START Given data
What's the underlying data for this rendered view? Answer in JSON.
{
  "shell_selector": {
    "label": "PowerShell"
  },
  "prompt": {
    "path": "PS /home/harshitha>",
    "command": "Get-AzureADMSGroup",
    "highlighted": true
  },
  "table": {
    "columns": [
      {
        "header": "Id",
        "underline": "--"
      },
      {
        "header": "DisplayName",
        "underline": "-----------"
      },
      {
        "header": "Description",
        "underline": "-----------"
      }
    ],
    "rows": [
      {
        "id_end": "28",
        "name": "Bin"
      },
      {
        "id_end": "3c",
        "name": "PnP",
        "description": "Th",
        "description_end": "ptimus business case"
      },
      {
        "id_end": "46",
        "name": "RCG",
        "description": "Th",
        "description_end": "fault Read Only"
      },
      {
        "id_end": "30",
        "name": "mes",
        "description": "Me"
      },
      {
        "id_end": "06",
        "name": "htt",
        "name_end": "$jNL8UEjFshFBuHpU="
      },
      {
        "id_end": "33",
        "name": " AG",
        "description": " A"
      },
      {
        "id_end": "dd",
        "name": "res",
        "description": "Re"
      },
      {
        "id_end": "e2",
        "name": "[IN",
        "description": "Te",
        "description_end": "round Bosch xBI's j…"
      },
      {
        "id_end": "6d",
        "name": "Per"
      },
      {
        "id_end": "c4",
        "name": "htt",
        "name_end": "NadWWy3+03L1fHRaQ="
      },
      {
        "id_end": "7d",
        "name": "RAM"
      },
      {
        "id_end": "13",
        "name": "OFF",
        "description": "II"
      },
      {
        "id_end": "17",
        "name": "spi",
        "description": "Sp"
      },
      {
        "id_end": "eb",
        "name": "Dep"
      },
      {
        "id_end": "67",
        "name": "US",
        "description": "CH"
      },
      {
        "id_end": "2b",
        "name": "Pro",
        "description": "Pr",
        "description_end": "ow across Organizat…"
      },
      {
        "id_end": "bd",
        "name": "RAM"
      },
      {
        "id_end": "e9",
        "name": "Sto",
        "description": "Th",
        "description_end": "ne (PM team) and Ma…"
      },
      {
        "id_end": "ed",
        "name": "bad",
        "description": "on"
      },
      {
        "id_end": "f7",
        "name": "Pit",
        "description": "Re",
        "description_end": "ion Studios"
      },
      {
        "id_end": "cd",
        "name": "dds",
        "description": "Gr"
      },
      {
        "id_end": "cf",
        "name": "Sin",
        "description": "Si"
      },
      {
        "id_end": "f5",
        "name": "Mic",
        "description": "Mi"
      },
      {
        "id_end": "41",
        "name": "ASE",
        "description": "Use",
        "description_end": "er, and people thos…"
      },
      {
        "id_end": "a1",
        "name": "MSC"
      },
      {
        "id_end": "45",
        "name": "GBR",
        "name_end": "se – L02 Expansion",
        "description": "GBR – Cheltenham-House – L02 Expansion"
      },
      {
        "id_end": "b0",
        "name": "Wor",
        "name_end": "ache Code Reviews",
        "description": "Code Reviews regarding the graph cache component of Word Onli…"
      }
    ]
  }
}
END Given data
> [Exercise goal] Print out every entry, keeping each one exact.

> [Solution to the exercise]
What's the underlying data for this rendered view? Answer in JSON.
{
  "shell_selector": {
    "label": "PowerShell"
  },
  "prompt": {
    "path": "PS /home/harshitha>",
    "command": "Get-AzureADMSGroup",
    "highlighted": true
  },
  "table": {
    "columns": [
      {
        "header": "Id",
        "underline": "--"
      },
      {
        "header": "DisplayName",
        "underline": "-----------"
      },
      {
        "header": "Description",
        "underline": "-----------"
      }
    ],
    "rows": [
      {
        "id_end": "28",
        "name": "Bin"
      },
      {
        "id_end": "3c",
        "name": "PnP",
        "description": "Th",
        "description_end": "ptimus business case"
      },
      {
        "id_end": "46",
        "name": "RCG",
        "description": "Th",
        "description_end": "fault Read Only"
      },
      {
        "id_end": "30",
        "name": "mes",
        "description": "Me"
      },
      {
        "id_end": "06",
        "name": "htt",
        "name_end": "$jNL8UEjFshFBuHpU="
      },
      {
        "id_end": "33",
        "name": " AG",
        "description": " A"
      },
      {
        "id_end": "dd",
        "name": "res",
        "description": "Re"
      },
      {
        "id_end": "e2",
        "name": "[IN",
        "description": "Te",
        "description_end": "round Bosch xBI's j…"
      },
      {
        "id_end": "6d",
        "name": "Per"
      },
      {
        "id_end": "c4",
        "name": "htt",
        "name_end": "NadWWy3+03L1fHRaQ="
      },
      {
        "id_end": "7d",
        "name": "RAM"
      },
      {
        "id_end": "13",
        "name": "OFF",
        "description": "II"
      },
      {
        "id_end": "17",
        "name": "spi",
        "description": "Sp"
      },
      {
        "id_end": "eb",
        "name": "Dep"
      },
      {
        "id_end": "67",
        "name": "US",
        "description": "CH"
      },
      {
        "id_end": "2b",
        "name": "Pro",
        "description": "Pr",
        "description_end": "ow across Organizat…"
      },
      {
        "id_end": "bd",
        "name": "RAM"
      },
      {
        "id_end": "e9",
        "name": "Sto",
        "description": "Th",
        "description_end": "ne (PM team) and Ma…"
      },
      {
        "id_end": "ed",
        "name": "bad",
        "description": "on"
      },
      {
        "id_end": "f7",
        "name": "Pit",
        "description": "Re",
        "description_end": "ion Studios"
      },
      {
        "id_end": "cd",
        "name": "dds",
        "description": "Gr"
      },
      {
        "id_end": "cf",
        "name": "Sin",
        "description": "Si"
      },
      {
        "id_end": "f5",
        "name": "Mic",
        "description": "Mi"
      },
      {
        "id_end": "41",
        "name": "ASE",
        "description": "Use",
        "description_end": "er, and people thos…"
      },
      {
        "id_end": "a1",
        "name": "MSC"
      },
      {
        "id_end": "45",
        "name": "GBR",
        "name_end": "se – L02 Expansion",
        "description": "GBR – Cheltenham-House – L02 Expansion"
      },
      {
        "id_end": "b0",
        "name": "Wor",
        "name_end": "ache Code Reviews",
        "description": "Code Reviews regarding the graph cache component of Word Onli…"
      }
    ]
  }
}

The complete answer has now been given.